▶ **TASK DESCRIPTION**
Where a record contains an image, leave the image out and print the rest exactly.
⟨
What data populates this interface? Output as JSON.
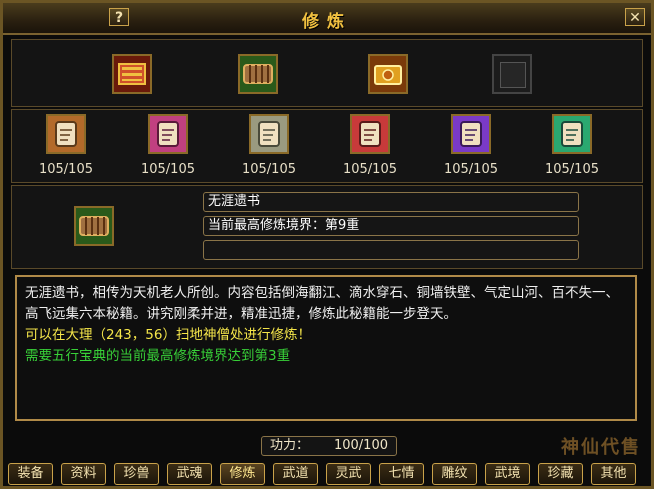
{
  "window": {
    "title": "修炼",
    "help_label": "?",
    "close_label": "✕"
  },
  "top_slots": [
    {
      "icon": "red-tome-icon"
    },
    {
      "icon": "bamboo-scroll-icon"
    },
    {
      "icon": "gold-tome-icon"
    },
    {
      "icon": "empty-slot"
    }
  ],
  "scrolls": [
    {
      "icon": "brown-scroll-icon",
      "count": "105/105",
      "color": "#b36a2a"
    },
    {
      "icon": "pink-scroll-icon",
      "count": "105/105",
      "color": "#c04080"
    },
    {
      "icon": "grey-scroll-icon",
      "count": "105/105",
      "color": "#9a9a80"
    },
    {
      "icon": "red-scroll-icon",
      "count": "105/105",
      "color": "#c83a3a"
    },
    {
      "icon": "purple-scroll-icon",
      "count": "105/105",
      "color": "#7a3ac8"
    },
    {
      "icon": "green-scroll-icon",
      "count": "105/105",
      "color": "#2aa870"
    }
  ],
  "selected": {
    "icon": "bamboo-scroll-icon",
    "name": "无涯遗书",
    "level": "当前最高修炼境界：第9重",
    "extra": ""
  },
  "description": {
    "text": "无涯遗书，相传为天机老人所创。内容包括倒海翻江、滴水穿石、铜墙铁壁、气定山河、百不失一、高飞远集六本秘籍。讲究刚柔并进，精准迅捷，修炼此秘籍能一步登天。",
    "location": "可以在大理（243，56）扫地神僧处进行修炼！",
    "requirement": "需要五行宝典的当前最高修炼境界达到第3重"
  },
  "power": {
    "label": "功力：",
    "value": "100/100"
  },
  "tabs": [
    "装备",
    "资料",
    "珍兽",
    "武魂",
    "修炼",
    "武道",
    "灵武",
    "七情",
    "雕纹",
    "武境",
    "珍藏",
    "其他"
  ],
  "active_tab": "修炼",
  "watermark": "神仙代售"
}
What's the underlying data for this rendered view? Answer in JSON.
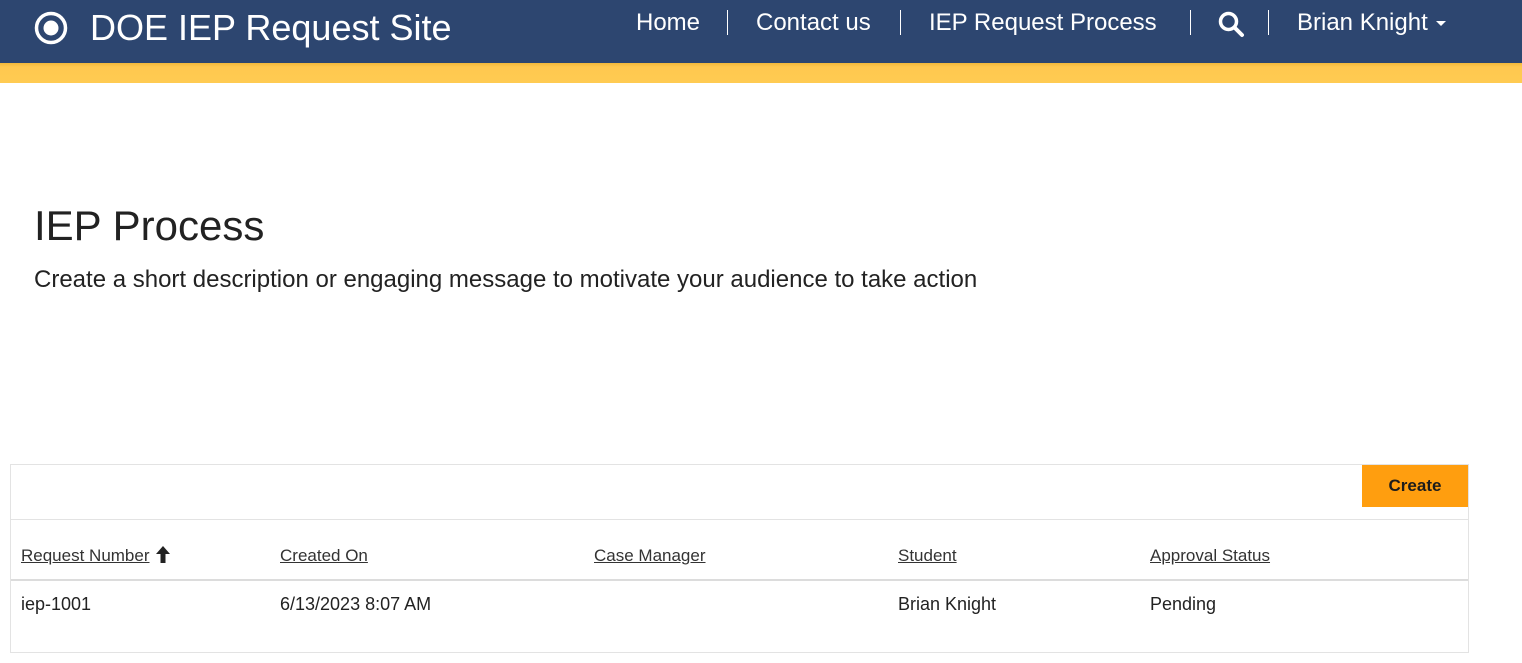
{
  "header": {
    "brand_title": "DOE IEP Request Site",
    "nav_items": [
      "Home",
      "Contact us",
      "IEP Request Process"
    ],
    "user_name": "Brian Knight",
    "search_icon": "search-icon",
    "brand_icon": "portal-logo-icon",
    "navbar_color": "#2d4670",
    "accent_color": "#ffcb52"
  },
  "main": {
    "title": "IEP Process",
    "subtitle": "Create a short description or engaging message to motivate your audience to take action"
  },
  "list": {
    "create_label": "Create",
    "create_color": "#ff9e0f",
    "columns": [
      "Request Number",
      "Created On",
      "Case Manager",
      "Student",
      "Approval Status"
    ],
    "sort_icon": "sort-ascending-icon",
    "rows": [
      {
        "request_number": "iep-1001",
        "created_on": "6/13/2023 8:07 AM",
        "case_manager": "",
        "student": "Brian Knight",
        "approval_status": "Pending"
      }
    ]
  }
}
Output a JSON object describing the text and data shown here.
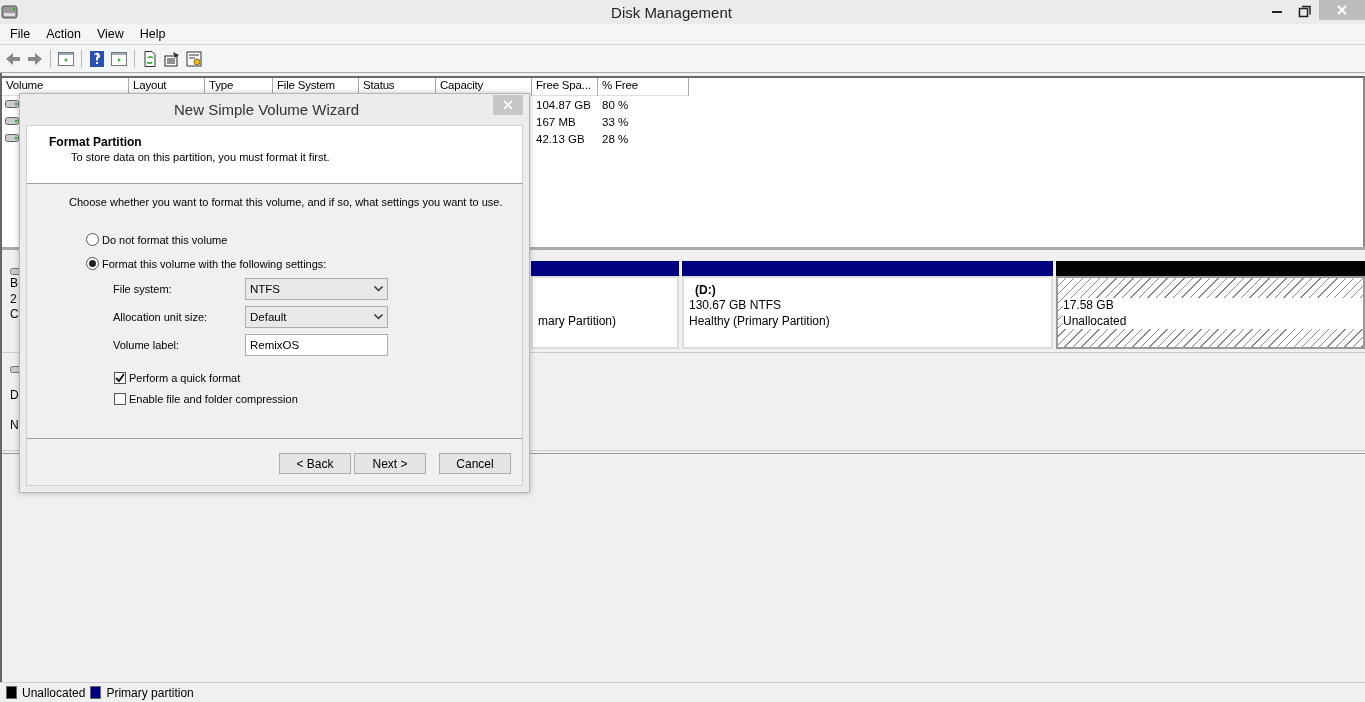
{
  "window": {
    "title": "Disk Management"
  },
  "menu": [
    {
      "label": "File"
    },
    {
      "label": "Action"
    },
    {
      "label": "View"
    },
    {
      "label": "Help"
    }
  ],
  "volume_list": {
    "columns": [
      "Volume",
      "Layout",
      "Type",
      "File System",
      "Status",
      "Capacity",
      "Free Spa...",
      "% Free"
    ],
    "rows": [
      {
        "free_space": "104.87 GB",
        "percent_free": "80 %"
      },
      {
        "free_space": "167 MB",
        "percent_free": "33 %"
      },
      {
        "free_space": "42.13 GB",
        "percent_free": "28 %"
      }
    ]
  },
  "disks": [
    {
      "label_lines": [
        "B",
        "2",
        "C"
      ],
      "partitions": [
        {
          "kind": "primary",
          "lines": [
            "mary Partition)"
          ]
        },
        {
          "kind": "primary",
          "title": "(D:)",
          "lines": [
            "130.67 GB NTFS",
            "Healthy (Primary Partition)"
          ]
        },
        {
          "kind": "unallocated",
          "lines": [
            "17.58 GB",
            "Unallocated"
          ]
        }
      ]
    },
    {
      "label_lines": [
        "D",
        "N"
      ]
    }
  ],
  "legend": [
    {
      "label": "Unallocated",
      "color": "#000000"
    },
    {
      "label": "Primary partition",
      "color": "#000080"
    }
  ],
  "dialog": {
    "title": "New Simple Volume Wizard",
    "heading": "Format Partition",
    "subheading": "To store data on this partition, you must format it first.",
    "prompt": "Choose whether you want to format this volume, and if so, what settings you want to use.",
    "options": [
      {
        "label": "Do not format this volume",
        "selected": false
      },
      {
        "label": "Format this volume with the following settings:",
        "selected": true
      }
    ],
    "settings": [
      {
        "kind": "select",
        "label": "File system:",
        "value": "NTFS"
      },
      {
        "kind": "select",
        "label": "Allocation unit size:",
        "value": "Default"
      },
      {
        "kind": "text",
        "label": "Volume label:",
        "value": "RemixOS"
      }
    ],
    "checkboxes": [
      {
        "label": "Perform a quick format",
        "checked": true
      },
      {
        "label": "Enable file and folder compression",
        "checked": false
      }
    ],
    "buttons": [
      "< Back",
      "Next >",
      "Cancel"
    ]
  }
}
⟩
▶ **RESULT**
What data populates this interface? Output as JSON.
{
  "window": {
    "title": "修炼",
    "help_label": "?",
    "close_label": "✕"
  },
  "top_slots": [
    {
      "icon": "red-tome-icon"
    },
    {
      "icon": "bamboo-scroll-icon"
    },
    {
      "icon": "gold-tome-icon"
    },
    {
      "icon": "empty-slot"
    }
  ],
  "scrolls": [
    {
      "icon": "brown-scroll-icon",
      "count": "105/105",
      "color": "#b36a2a"
    },
    {
      "icon": "pink-scroll-icon",
      "count": "105/105",
      "color": "#c04080"
    },
    {
      "icon": "grey-scroll-icon",
      "count": "105/105",
      "color": "#9a9a80"
    },
    {
      "icon": "red-scroll-icon",
      "count": "105/105",
      "color": "#c83a3a"
    },
    {
      "icon": "purple-scroll-icon",
      "count": "105/105",
      "color": "#7a3ac8"
    },
    {
      "icon": "green-scroll-icon",
      "count": "105/105",
      "color": "#2aa870"
    }
  ],
  "selected": {
    "icon": "bamboo-scroll-icon",
    "name": "无涯遗书",
    "level": "当前最高修炼境界：第9重",
    "extra": ""
  },
  "description": {
    "text": "无涯遗书，相传为天机老人所创。内容包括倒海翻江、滴水穿石、铜墙铁壁、气定山河、百不失一、高飞远集六本秘籍。讲究刚柔并进，精准迅捷，修炼此秘籍能一步登天。",
    "location": "可以在大理（243，56）扫地神僧处进行修炼！",
    "requirement": "需要五行宝典的当前最高修炼境界达到第3重"
  },
  "power": {
    "label": "功力：",
    "value": "100/100"
  },
  "tabs": [
    "装备",
    "资料",
    "珍兽",
    "武魂",
    "修炼",
    "武道",
    "灵武",
    "七情",
    "雕纹",
    "武境",
    "珍藏",
    "其他"
  ],
  "active_tab": "修炼",
  "watermark": "神仙代售"
}
What's the underlying data for this rendered view? Answer in JSON.
{
  "header": {
    "brand_title": "DOE IEP Request Site",
    "nav_items": [
      "Home",
      "Contact us",
      "IEP Request Process"
    ],
    "user_name": "Brian Knight",
    "search_icon": "search-icon",
    "brand_icon": "portal-logo-icon",
    "navbar_color": "#2d4670",
    "accent_color": "#ffcb52"
  },
  "main": {
    "title": "IEP Process",
    "subtitle": "Create a short description or engaging message to motivate your audience to take action"
  },
  "list": {
    "create_label": "Create",
    "create_color": "#ff9e0f",
    "columns": [
      "Request Number",
      "Created On",
      "Case Manager",
      "Student",
      "Approval Status"
    ],
    "sort_icon": "sort-ascending-icon",
    "rows": [
      {
        "request_number": "iep-1001",
        "created_on": "6/13/2023 8:07 AM",
        "case_manager": "",
        "student": "Brian Knight",
        "approval_status": "Pending"
      }
    ]
  }
}
Output a JSON object describing the text and data shown here.
{
  "window": {
    "title": "Disk Management"
  },
  "menu": [
    {
      "label": "File"
    },
    {
      "label": "Action"
    },
    {
      "label": "View"
    },
    {
      "label": "Help"
    }
  ],
  "volume_list": {
    "columns": [
      "Volume",
      "Layout",
      "Type",
      "File System",
      "Status",
      "Capacity",
      "Free Spa...",
      "% Free"
    ],
    "rows": [
      {
        "free_space": "104.87 GB",
        "percent_free": "80 %"
      },
      {
        "free_space": "167 MB",
        "percent_free": "33 %"
      },
      {
        "free_space": "42.13 GB",
        "percent_free": "28 %"
      }
    ]
  },
  "disks": [
    {
      "label_lines": [
        "B",
        "2",
        "C"
      ],
      "partitions": [
        {
          "kind": "primary",
          "lines": [
            "mary Partition)"
          ]
        },
        {
          "kind": "primary",
          "title": "(D:)",
          "lines": [
            "130.67 GB NTFS",
            "Healthy (Primary Partition)"
          ]
        },
        {
          "kind": "unallocated",
          "lines": [
            "17.58 GB",
            "Unallocated"
          ]
        }
      ]
    },
    {
      "label_lines": [
        "D",
        "N"
      ]
    }
  ],
  "legend": [
    {
      "label": "Unallocated",
      "color": "#000000"
    },
    {
      "label": "Primary partition",
      "color": "#000080"
    }
  ],
  "dialog": {
    "title": "New Simple Volume Wizard",
    "heading": "Format Partition",
    "subheading": "To store data on this partition, you must format it first.",
    "prompt": "Choose whether you want to format this volume, and if so, what settings you want to use.",
    "options": [
      {
        "label": "Do not format this volume",
        "selected": false
      },
      {
        "label": "Format this volume with the following settings:",
        "selected": true
      }
    ],
    "settings": [
      {
        "kind": "select",
        "label": "File system:",
        "value": "NTFS"
      },
      {
        "kind": "select",
        "label": "Allocation unit size:",
        "value": "Default"
      },
      {
        "kind": "text",
        "label": "Volume label:",
        "value": "RemixOS"
      }
    ],
    "checkboxes": [
      {
        "label": "Perform a quick format",
        "checked": true
      },
      {
        "label": "Enable file and folder compression",
        "checked": false
      }
    ],
    "buttons": [
      "< Back",
      "Next >",
      "Cancel"
    ]
  }
}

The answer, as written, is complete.